EXERCISE MATERIAL:
****************

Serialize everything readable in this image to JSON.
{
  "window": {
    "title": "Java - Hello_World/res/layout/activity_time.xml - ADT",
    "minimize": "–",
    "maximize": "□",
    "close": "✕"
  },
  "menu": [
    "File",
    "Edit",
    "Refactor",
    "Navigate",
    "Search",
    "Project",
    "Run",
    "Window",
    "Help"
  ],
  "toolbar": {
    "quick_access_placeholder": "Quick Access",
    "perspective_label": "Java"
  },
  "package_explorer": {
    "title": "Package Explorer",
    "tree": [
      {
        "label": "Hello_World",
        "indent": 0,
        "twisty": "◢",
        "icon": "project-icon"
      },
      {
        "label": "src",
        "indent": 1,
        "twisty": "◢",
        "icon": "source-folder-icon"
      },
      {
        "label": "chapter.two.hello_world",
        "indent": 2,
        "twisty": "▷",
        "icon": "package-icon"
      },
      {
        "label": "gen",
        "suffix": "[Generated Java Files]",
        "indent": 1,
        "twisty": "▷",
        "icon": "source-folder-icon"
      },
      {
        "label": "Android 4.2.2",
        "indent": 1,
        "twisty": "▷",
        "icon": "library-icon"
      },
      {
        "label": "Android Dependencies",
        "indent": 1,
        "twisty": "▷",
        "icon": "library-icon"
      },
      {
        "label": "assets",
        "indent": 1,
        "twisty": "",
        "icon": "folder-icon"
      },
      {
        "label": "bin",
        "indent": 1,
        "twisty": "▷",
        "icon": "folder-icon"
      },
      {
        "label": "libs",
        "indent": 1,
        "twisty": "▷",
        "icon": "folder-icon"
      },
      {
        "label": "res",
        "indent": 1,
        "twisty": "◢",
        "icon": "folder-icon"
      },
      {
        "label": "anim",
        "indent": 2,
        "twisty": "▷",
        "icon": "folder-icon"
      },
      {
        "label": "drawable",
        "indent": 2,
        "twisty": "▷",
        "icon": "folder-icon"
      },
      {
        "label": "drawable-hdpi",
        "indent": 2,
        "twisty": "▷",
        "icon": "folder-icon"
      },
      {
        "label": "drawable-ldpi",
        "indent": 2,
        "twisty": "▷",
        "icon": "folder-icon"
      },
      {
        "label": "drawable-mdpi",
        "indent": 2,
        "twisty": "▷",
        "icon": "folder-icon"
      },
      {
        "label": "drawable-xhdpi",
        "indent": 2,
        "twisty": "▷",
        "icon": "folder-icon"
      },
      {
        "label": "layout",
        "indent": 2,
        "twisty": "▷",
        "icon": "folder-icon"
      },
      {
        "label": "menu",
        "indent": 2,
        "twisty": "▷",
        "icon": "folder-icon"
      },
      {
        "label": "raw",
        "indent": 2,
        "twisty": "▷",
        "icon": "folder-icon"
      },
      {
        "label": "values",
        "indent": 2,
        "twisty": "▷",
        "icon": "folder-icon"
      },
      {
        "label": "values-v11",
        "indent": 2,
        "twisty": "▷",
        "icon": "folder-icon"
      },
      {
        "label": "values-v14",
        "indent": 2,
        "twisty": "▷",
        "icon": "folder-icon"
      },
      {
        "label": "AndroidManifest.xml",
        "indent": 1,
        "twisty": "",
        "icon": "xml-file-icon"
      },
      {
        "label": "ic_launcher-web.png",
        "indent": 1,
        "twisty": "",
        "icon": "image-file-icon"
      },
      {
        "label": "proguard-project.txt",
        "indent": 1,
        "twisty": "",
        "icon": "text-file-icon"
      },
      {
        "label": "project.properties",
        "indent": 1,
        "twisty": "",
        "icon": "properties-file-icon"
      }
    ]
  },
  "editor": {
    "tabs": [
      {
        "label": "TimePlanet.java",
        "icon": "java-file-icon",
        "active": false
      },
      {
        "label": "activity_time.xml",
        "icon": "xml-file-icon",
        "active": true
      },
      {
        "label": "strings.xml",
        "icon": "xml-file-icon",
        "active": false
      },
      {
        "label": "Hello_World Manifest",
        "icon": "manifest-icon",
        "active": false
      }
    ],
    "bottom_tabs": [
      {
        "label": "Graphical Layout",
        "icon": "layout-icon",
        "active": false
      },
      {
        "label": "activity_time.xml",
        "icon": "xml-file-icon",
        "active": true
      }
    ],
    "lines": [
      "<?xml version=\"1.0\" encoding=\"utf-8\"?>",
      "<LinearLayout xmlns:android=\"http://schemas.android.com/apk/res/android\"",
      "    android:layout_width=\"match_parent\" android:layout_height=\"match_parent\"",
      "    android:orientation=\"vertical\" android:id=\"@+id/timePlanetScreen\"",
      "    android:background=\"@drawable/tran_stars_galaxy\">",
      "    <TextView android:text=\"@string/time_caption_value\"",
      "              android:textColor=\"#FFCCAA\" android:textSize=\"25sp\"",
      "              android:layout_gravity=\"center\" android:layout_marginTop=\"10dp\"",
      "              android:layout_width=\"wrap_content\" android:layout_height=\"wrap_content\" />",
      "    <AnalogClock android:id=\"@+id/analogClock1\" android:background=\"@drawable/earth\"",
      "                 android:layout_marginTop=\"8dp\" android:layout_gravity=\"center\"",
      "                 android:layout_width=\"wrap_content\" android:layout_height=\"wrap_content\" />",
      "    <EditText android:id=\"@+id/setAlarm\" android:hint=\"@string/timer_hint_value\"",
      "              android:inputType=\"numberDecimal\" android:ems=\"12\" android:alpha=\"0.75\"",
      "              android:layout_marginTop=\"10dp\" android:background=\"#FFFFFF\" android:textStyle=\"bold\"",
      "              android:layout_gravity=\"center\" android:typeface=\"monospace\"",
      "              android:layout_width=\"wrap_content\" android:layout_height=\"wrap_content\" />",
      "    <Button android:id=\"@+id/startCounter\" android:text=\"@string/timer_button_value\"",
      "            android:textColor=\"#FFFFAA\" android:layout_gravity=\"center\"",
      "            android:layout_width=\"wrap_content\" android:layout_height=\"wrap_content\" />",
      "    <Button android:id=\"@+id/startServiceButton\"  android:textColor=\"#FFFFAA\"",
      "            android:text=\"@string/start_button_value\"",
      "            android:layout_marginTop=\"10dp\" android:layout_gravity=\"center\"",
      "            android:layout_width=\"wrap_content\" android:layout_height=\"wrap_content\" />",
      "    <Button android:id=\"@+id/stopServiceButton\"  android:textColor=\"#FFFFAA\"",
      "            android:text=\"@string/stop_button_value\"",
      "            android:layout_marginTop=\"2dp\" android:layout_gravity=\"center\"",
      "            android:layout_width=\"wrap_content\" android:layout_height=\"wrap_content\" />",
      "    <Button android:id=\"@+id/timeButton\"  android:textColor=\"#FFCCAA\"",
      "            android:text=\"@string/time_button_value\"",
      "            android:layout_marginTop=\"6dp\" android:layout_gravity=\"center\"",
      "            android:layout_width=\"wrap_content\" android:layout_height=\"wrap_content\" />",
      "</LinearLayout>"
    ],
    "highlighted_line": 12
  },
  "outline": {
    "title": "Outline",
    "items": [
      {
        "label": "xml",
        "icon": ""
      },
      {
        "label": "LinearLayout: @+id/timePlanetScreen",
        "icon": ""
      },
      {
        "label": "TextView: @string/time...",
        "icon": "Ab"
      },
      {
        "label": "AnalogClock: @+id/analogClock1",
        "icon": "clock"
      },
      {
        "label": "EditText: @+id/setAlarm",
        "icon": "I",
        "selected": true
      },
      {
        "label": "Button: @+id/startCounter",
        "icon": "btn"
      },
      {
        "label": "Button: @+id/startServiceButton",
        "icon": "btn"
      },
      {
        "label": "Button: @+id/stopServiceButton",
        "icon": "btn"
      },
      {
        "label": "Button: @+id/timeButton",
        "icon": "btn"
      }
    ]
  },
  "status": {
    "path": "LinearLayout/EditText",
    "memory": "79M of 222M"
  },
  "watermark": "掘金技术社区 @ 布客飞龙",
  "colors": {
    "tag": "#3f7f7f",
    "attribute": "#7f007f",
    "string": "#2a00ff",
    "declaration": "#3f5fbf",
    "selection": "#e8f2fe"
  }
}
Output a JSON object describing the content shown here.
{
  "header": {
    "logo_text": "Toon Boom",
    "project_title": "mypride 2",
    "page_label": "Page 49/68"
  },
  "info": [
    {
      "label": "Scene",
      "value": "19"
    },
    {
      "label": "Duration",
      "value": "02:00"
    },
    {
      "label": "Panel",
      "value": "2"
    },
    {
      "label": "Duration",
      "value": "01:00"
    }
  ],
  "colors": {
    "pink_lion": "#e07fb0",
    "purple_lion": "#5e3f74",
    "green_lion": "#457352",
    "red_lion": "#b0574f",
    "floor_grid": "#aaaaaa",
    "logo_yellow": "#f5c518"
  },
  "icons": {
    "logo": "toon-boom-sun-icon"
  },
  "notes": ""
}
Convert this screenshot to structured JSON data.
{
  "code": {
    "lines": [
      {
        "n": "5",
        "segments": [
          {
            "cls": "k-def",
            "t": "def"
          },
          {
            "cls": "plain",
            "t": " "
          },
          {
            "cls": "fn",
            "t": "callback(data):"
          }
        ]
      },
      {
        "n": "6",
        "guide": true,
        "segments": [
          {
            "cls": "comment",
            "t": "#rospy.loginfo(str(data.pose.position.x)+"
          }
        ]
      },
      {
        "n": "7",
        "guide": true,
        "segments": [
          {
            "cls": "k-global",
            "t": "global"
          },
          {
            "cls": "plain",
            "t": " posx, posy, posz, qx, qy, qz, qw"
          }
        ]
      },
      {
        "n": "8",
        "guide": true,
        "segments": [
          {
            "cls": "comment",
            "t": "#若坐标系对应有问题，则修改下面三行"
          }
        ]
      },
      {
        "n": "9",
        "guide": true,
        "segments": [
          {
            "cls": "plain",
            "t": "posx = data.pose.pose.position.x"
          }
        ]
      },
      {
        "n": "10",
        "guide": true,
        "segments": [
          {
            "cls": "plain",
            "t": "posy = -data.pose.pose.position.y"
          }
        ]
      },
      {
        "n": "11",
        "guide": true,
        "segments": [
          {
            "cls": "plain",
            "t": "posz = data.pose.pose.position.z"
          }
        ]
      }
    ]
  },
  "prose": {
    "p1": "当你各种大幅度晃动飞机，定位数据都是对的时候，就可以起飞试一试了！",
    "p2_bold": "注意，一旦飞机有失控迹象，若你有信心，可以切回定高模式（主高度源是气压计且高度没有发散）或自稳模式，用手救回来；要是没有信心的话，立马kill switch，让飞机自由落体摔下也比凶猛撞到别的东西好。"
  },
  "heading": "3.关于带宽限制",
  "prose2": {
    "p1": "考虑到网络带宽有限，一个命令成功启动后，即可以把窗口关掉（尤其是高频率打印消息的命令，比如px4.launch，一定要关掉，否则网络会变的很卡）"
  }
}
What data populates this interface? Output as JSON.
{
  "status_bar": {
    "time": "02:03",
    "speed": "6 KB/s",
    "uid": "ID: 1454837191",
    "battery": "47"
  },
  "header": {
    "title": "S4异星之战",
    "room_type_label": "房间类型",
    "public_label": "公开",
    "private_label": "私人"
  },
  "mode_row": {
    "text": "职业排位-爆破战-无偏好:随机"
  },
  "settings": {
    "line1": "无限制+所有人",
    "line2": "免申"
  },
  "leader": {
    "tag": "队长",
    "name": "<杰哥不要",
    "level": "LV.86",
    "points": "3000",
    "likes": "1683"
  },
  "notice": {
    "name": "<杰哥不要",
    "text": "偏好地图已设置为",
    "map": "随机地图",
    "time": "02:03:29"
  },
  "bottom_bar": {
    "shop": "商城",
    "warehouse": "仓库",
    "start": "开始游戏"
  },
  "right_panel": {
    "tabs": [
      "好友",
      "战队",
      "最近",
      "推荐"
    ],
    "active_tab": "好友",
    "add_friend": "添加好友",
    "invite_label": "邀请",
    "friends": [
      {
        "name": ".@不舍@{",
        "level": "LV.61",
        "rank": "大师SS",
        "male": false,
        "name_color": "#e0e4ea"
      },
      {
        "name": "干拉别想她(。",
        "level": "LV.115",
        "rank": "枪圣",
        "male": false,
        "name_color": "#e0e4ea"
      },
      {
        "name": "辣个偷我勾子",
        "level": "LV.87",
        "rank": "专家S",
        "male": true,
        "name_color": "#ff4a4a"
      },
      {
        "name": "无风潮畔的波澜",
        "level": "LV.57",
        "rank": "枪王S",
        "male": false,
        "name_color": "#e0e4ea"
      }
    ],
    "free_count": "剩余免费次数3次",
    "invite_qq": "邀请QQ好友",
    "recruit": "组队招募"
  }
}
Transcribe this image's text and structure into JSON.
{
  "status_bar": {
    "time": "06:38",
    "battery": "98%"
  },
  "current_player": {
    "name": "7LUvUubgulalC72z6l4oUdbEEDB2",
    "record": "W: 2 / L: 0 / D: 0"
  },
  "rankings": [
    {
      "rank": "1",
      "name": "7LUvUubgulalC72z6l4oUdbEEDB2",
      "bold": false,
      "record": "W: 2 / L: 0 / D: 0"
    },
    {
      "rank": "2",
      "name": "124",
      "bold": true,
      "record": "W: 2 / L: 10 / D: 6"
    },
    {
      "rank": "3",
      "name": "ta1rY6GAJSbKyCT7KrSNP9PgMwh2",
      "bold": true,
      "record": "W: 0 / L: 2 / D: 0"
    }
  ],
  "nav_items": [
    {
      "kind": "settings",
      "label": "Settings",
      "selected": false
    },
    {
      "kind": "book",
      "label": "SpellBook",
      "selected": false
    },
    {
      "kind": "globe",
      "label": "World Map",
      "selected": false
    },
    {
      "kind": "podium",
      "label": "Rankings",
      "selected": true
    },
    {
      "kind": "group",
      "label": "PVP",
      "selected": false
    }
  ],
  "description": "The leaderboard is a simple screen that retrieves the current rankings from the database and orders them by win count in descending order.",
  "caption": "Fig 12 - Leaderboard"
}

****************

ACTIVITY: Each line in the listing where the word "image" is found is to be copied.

ANSWER SECTION:
Serialize everything readable in this image to JSON.
        "icon": "image-file-icon"
Transcribe this image's text and structure into JSON.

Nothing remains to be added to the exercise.